In New York City, Mayor Michael Bloomberg has been in charge of the public schools for only five years. As in Los Angeles, his city’s attentions have focused on achievement in the lower grades. As in L.A., his success in the upper grades has drawn scrutiny.
Attorney Daniel Losen, who handles education law and policy for the Harvard Civil Rights Project, pointed to a January memo to New York’s State Board of Regents that recounted how 45.3 percent of entering freshmen in 2001 received a diploma in 2005. Another 5 percent of students received a GED, or equivalency degree, which left students in New York with a 50-50 chance of graduating in four years. That means New York and Los Angeles — regardless of their governing structure — face a crisis when it comes to dropouts, Losen said.
“The graduation rates are both pretty dismal,” he said. “It’s hard to say that one is much better than the other.”
The man most responsible for educating students is Roy Romer, a 77-year-old former governor of Colorado who likes to speak in agricultural metaphors. Romer, like Villaraigosa, has been a major figure in the Democratic Party, and was raising money in Los Angeles for the 2000 Democratic National Convention when billionaire Eli Broad — the man who helped Riordan unseat half the school board only a year before — asked him to run L.A. Unified.
Romer got the job and quickly embarked on the most ambitious initiative to reduce school overcrowding in U.S. history. With billions of dollars in construction-bond funds at his disposal, Romer brought in half a dozen officials from the U.S. Navy’s Civil Engineer Corps to impose a military-style approach to school construction. While Romer has drawn widespread praise for his rapid construction of dozens of new schools, the debate over mayoral control has largely ignored his equally relentless focus on what are known as API scores. API, which stands for Academic Performance Index, is based on standardized tests, dropout rates and other data. Relying on the reading program known as Open Court, Romer saw API scores surge by nearly 200 points — from 523 out of 1,000 to 719 — in the elementary grades between 1999 and 2005.
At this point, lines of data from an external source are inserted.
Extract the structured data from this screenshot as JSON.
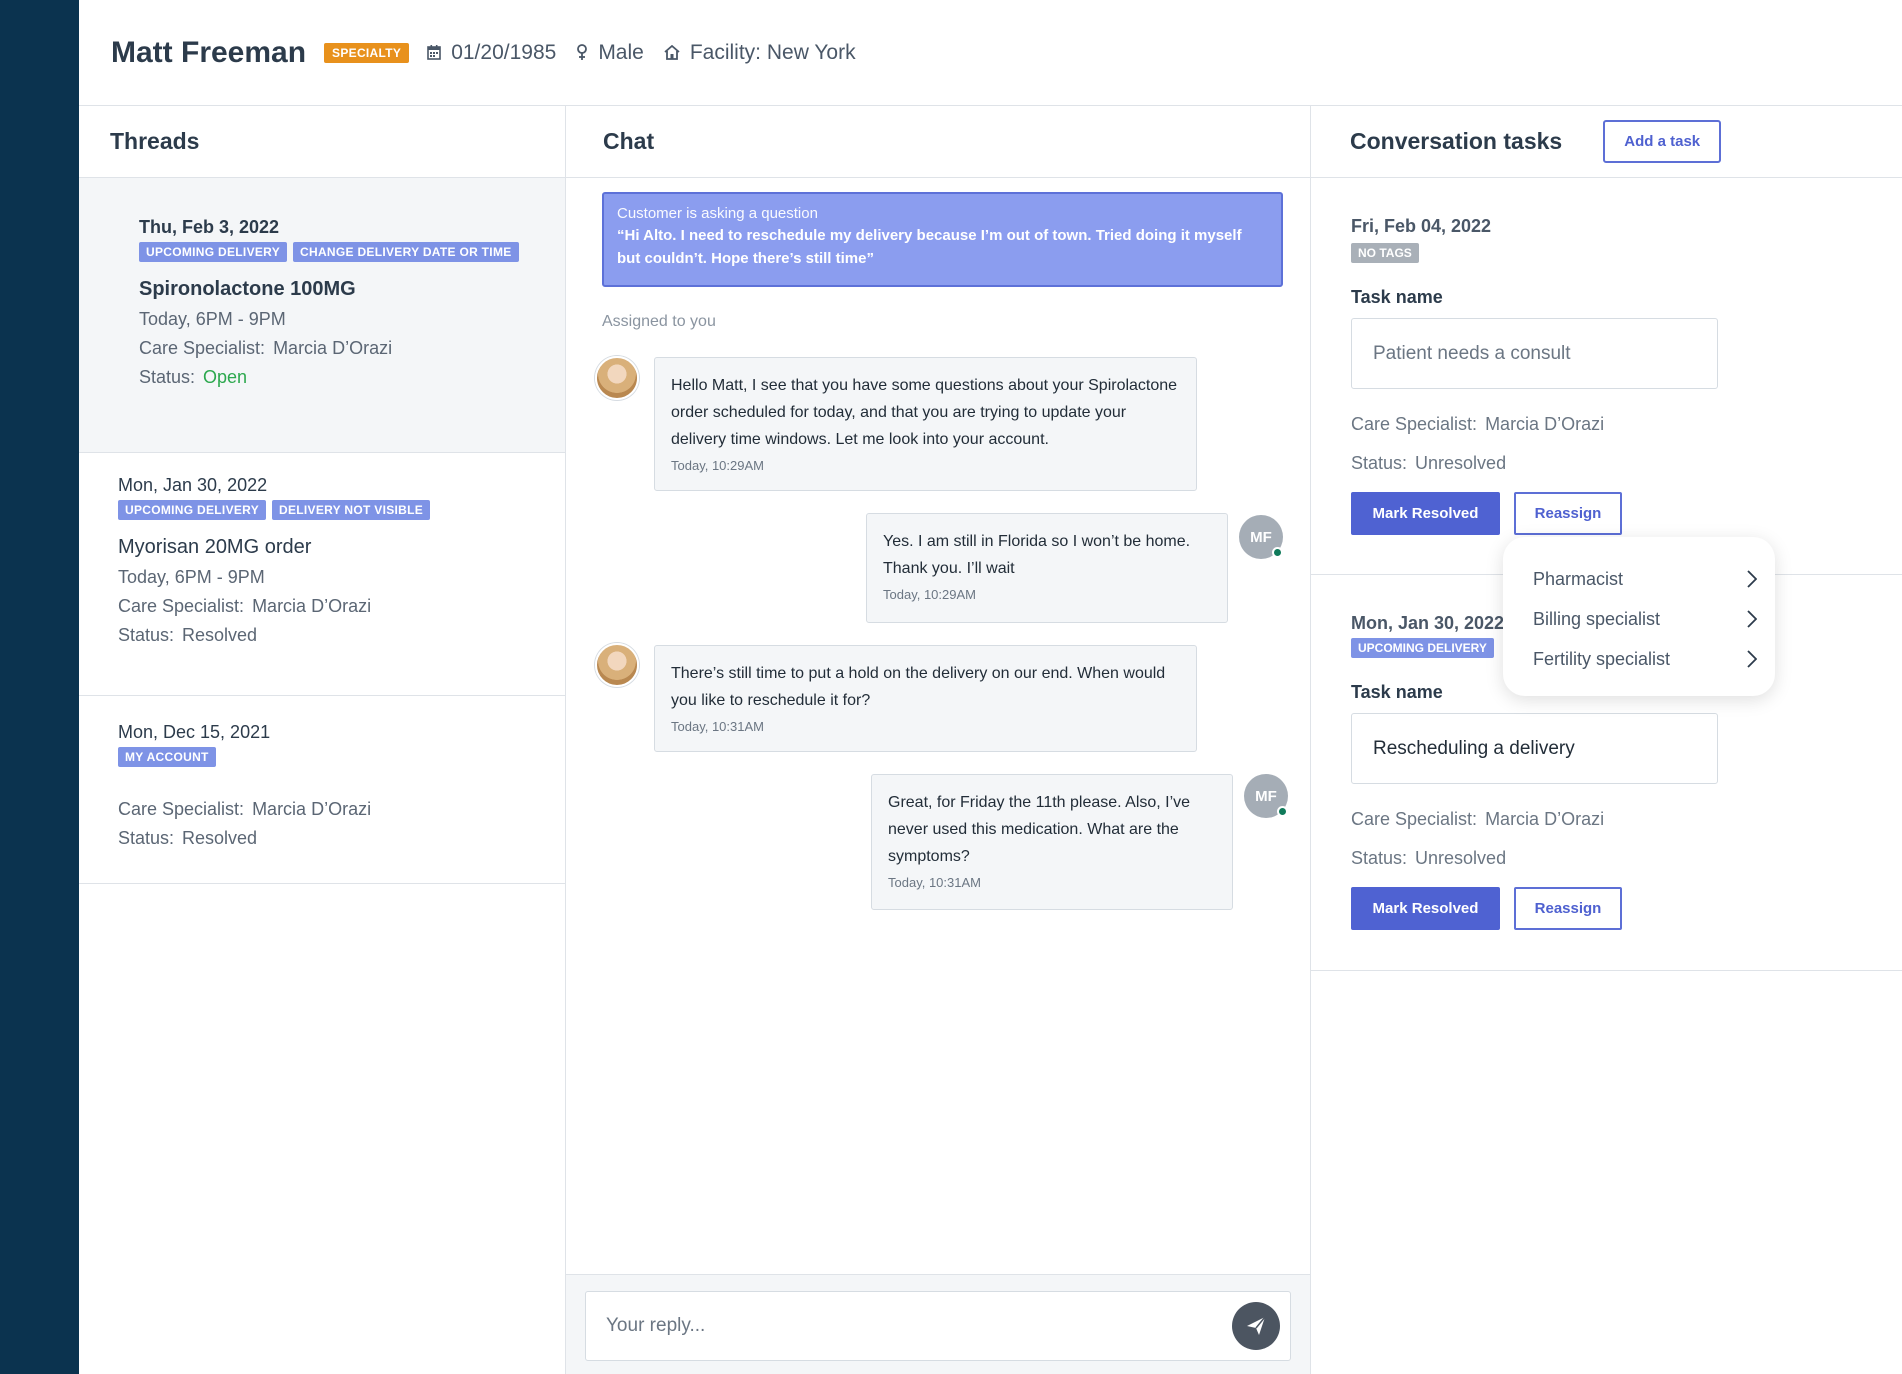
{
  "patient": {
    "name": "Matt Freeman",
    "badge": "SPECIALTY",
    "dob": "01/20/1985",
    "gender": "Male",
    "facility": "Facility: New York"
  },
  "threads": {
    "title": "Threads",
    "items": [
      {
        "date": "Thu, Feb 3, 2022",
        "tags": [
          "UPCOMING DELIVERY",
          "CHANGE DELIVERY DATE OR TIME"
        ],
        "title": "Spironolactone 100MG",
        "time": "Today, 6PM - 9PM",
        "specialist_label": "Care Specialist:",
        "specialist": "Marcia D’Orazi",
        "status_label": "Status:",
        "status": "Open"
      },
      {
        "date": "Mon, Jan 30, 2022",
        "tags": [
          "UPCOMING DELIVERY",
          "DELIVERY NOT VISIBLE"
        ],
        "title": "Myorisan 20MG order",
        "time": "Today, 6PM - 9PM",
        "specialist_label": "Care Specialist:",
        "specialist": "Marcia D’Orazi",
        "status_label": "Status:",
        "status": "Resolved"
      },
      {
        "date": "Mon, Dec 15, 2021",
        "tags": [
          "MY ACCOUNT"
        ],
        "specialist_label": "Care Specialist:",
        "specialist": "Marcia D’Orazi",
        "status_label": "Status:",
        "status": "Resolved"
      }
    ]
  },
  "chat": {
    "title": "Chat",
    "question_label": "Customer is asking a question",
    "question_text": "“Hi Alto. I need to reschedule my delivery because I’m out of town. Tried doing it myself but couldn’t. Hope there’s still time”",
    "assigned": "Assigned to you",
    "messages": [
      {
        "from": "agent",
        "text": "Hello Matt, I see that you have some questions about your Spirolactone order scheduled for today, and that you are trying to update your delivery time windows. Let me look into your account.",
        "time": "Today, 10:29AM"
      },
      {
        "from": "patient",
        "initials": "MF",
        "text": "Yes. I am still in Florida so I won’t be home. Thank you. I’ll wait",
        "time": "Today, 10:29AM"
      },
      {
        "from": "agent",
        "text": "There’s still time to put a hold on the delivery on our end. When would you like to reschedule it for?",
        "time": "Today, 10:31AM"
      },
      {
        "from": "patient",
        "initials": "MF",
        "text": "Great, for Friday the 11th please. Also, I’ve never used this medication. What are the symptoms?",
        "time": "Today, 10:31AM"
      }
    ],
    "reply_placeholder": "Your reply..."
  },
  "tasks": {
    "title": "Conversation tasks",
    "add_label": "Add a task",
    "items": [
      {
        "date": "Fri, Feb 04, 2022",
        "tag": "NO TAGS",
        "task_label": "Task name",
        "task_name": "Patient needs a consult",
        "specialist_label": "Care Specialist:",
        "specialist": "Marcia D’Orazi",
        "status_label": "Status:",
        "status": "Unresolved",
        "resolve_label": "Mark Resolved",
        "reassign_label": "Reassign"
      },
      {
        "date": "Mon, Jan 30, 2022",
        "tag": "UPCOMING DELIVERY",
        "task_label": "Task name",
        "task_name": "Rescheduling a delivery",
        "specialist_label": "Care Specialist:",
        "specialist": "Marcia D’Orazi",
        "status_label": "Status:",
        "status": "Unresolved",
        "resolve_label": "Mark Resolved",
        "reassign_label": "Reassign"
      }
    ]
  },
  "reassign_menu": {
    "options": [
      "Pharmacist",
      "Billing specialist",
      "Fertility specialist"
    ]
  },
  "colors": {
    "sidebar": "#0b334f",
    "accent": "#4f62d2",
    "tag": "#7e93e6",
    "badge": "#e8911c",
    "open_status": "#2ca84e"
  }
}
“That’s a magnificent piece of growth,” Romer said. “There are no other urban districts in California that have done that. None. On its face, you can’t call that a failing district. On its face, you have to call that progress. But we have more work to do, because we are still below the state average.”
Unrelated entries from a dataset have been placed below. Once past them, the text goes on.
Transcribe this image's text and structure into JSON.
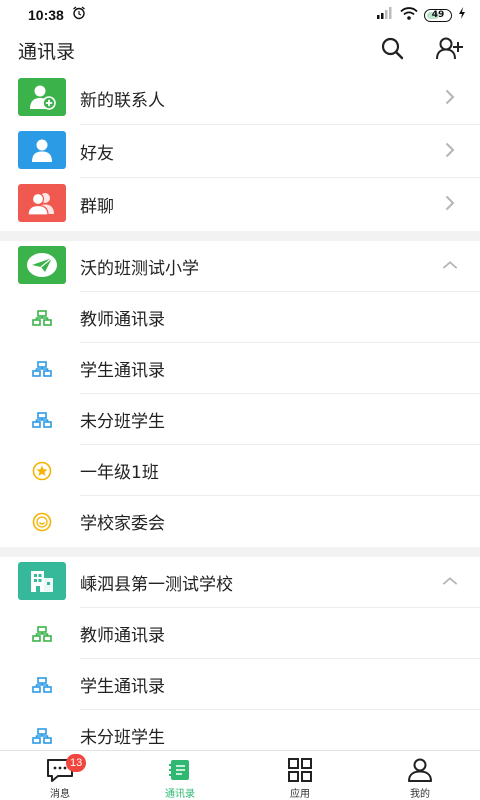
{
  "status_bar": {
    "time": "10:38",
    "battery": "49"
  },
  "header": {
    "title": "通讯录"
  },
  "top_items": [
    {
      "label": "新的联系人",
      "icon": "add-person-icon",
      "color": "#3cb34a"
    },
    {
      "label": "好友",
      "icon": "person-icon",
      "color": "#2c9be5"
    },
    {
      "label": "群聊",
      "icon": "group-icon",
      "color": "#f0594f"
    }
  ],
  "school1": {
    "name": "沃的班测试小学",
    "icon": "paper-plane-icon",
    "color": "#3cb34a",
    "items": [
      {
        "label": "教师通讯录",
        "icon": "org-chart-icon",
        "color": "#3cb34a"
      },
      {
        "label": "学生通讯录",
        "icon": "org-chart-icon",
        "color": "#2c9be5"
      },
      {
        "label": "未分班学生",
        "icon": "org-chart-icon",
        "color": "#2c9be5"
      },
      {
        "label": "一年级1班",
        "icon": "star-icon",
        "color": "#f5b400"
      },
      {
        "label": "学校家委会",
        "icon": "smile-icon",
        "color": "#f5b400"
      }
    ]
  },
  "school2": {
    "name": "嵊泗县第一测试学校",
    "icon": "building-icon",
    "color": "#35b99a",
    "items": [
      {
        "label": "教师通讯录",
        "icon": "org-chart-icon",
        "color": "#3cb34a"
      },
      {
        "label": "学生通讯录",
        "icon": "org-chart-icon",
        "color": "#2c9be5"
      },
      {
        "label": "未分班学生",
        "icon": "org-chart-icon",
        "color": "#2c9be5"
      }
    ]
  },
  "tabs": [
    {
      "label": "消息",
      "icon": "chat-icon",
      "badge": "13"
    },
    {
      "label": "通讯录",
      "icon": "contacts-book-icon",
      "active": true
    },
    {
      "label": "应用",
      "icon": "grid-icon"
    },
    {
      "label": "我的",
      "icon": "profile-icon"
    }
  ],
  "colors": {
    "accent": "#2eb872",
    "badge": "#f2453d"
  }
}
Romer freely distributes charts and bar graphs to anyone who will listen to a pitch about the district’s steady climb. Yet his bravado sounds slightly less impressive when he discusses the upper grades. Middle school API scores increased by 129 points over six years, while high schools saw an even softer, 94-point jump.
Asked whether the district focused on younger children at the expense of high school students, Romer vehemently disagreed. Yet almost in the same breath, he said the district is finally making a dent in the upper-level grades as elementary school students who relied on Open Court and other changes move through the system.